The statement panel also responded that they had aimed “to keep focus on the patient safety in the use of this device. We believe there is insufficient evidence to support the widespread adopting of REBOA in both civilian trauma centers and non-trauma centers where there is no immediate access to definitive hemorrhage control.” (Trauma Surg Acute Care Open 2018; http://bit.ly/2HRTNR7.)
They noted that they do not know how long the aorta can be occluded or how long is reasonable for transport from one emergency center to a hospital with an appropriate operating or interventional suite. While emergency physicians can be trained to introduce the catheter, “more appropriate questions are, even if taught to place it, under what clinical, ethical, and system-based circumstances should it be placed at all?” They called current REBOA literature “equivocal,” with some studies showing survival benefit and others that it may worsen mortality. “We recognize that these recommendations are inconvenient and demanding for surgeons and require some professional self-restraint by emergency physicians.”

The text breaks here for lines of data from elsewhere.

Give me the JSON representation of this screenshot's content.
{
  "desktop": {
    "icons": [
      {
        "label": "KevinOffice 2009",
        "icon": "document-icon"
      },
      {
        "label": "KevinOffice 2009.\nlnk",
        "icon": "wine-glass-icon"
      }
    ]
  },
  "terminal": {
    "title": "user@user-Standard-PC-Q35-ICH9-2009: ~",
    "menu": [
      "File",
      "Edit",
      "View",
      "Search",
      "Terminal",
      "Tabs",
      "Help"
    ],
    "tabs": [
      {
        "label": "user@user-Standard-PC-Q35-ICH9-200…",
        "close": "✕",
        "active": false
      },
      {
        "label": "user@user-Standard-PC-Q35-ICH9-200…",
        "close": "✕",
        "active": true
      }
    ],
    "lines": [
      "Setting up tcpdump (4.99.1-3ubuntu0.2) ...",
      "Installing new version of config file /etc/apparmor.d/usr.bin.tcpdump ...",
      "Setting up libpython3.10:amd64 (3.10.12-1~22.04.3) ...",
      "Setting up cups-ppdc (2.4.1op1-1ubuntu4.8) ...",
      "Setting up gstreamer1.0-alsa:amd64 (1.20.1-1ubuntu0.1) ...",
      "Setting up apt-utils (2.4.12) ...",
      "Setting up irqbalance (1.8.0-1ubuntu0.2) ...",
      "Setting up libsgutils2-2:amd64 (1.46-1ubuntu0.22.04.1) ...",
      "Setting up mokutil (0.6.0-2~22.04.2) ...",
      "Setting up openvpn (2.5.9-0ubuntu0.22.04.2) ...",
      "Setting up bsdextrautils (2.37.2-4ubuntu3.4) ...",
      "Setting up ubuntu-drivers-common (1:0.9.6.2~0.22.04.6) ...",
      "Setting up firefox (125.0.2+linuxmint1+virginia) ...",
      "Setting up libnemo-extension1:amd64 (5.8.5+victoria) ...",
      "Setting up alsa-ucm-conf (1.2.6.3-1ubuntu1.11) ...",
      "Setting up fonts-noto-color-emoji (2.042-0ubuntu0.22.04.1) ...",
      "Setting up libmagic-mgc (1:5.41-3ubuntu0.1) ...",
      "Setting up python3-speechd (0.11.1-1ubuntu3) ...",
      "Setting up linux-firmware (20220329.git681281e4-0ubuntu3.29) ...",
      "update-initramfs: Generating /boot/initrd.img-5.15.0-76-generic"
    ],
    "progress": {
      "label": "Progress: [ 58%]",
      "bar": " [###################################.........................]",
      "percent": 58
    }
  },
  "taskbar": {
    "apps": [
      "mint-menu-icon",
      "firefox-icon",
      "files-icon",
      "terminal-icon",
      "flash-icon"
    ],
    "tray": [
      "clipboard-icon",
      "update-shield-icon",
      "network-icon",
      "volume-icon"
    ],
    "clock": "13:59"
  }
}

The panel, in responding to the letter from the team led by Dr. DuBose, twice said they stood by the original statement, taking care to praise military advances and personnel who brought REBOA to civilian practice. “We stand by the recommendations and fundamental message of this document which seeks to ensure patient safety with implementation of this new tool in injury care.” But they ended their response to the criticism with this: “We support an inclusive team approach including emergency physicians and surgeons who have sufficient training for REBOA placement in patients cared for in well-developed, coordinated trauma systems.”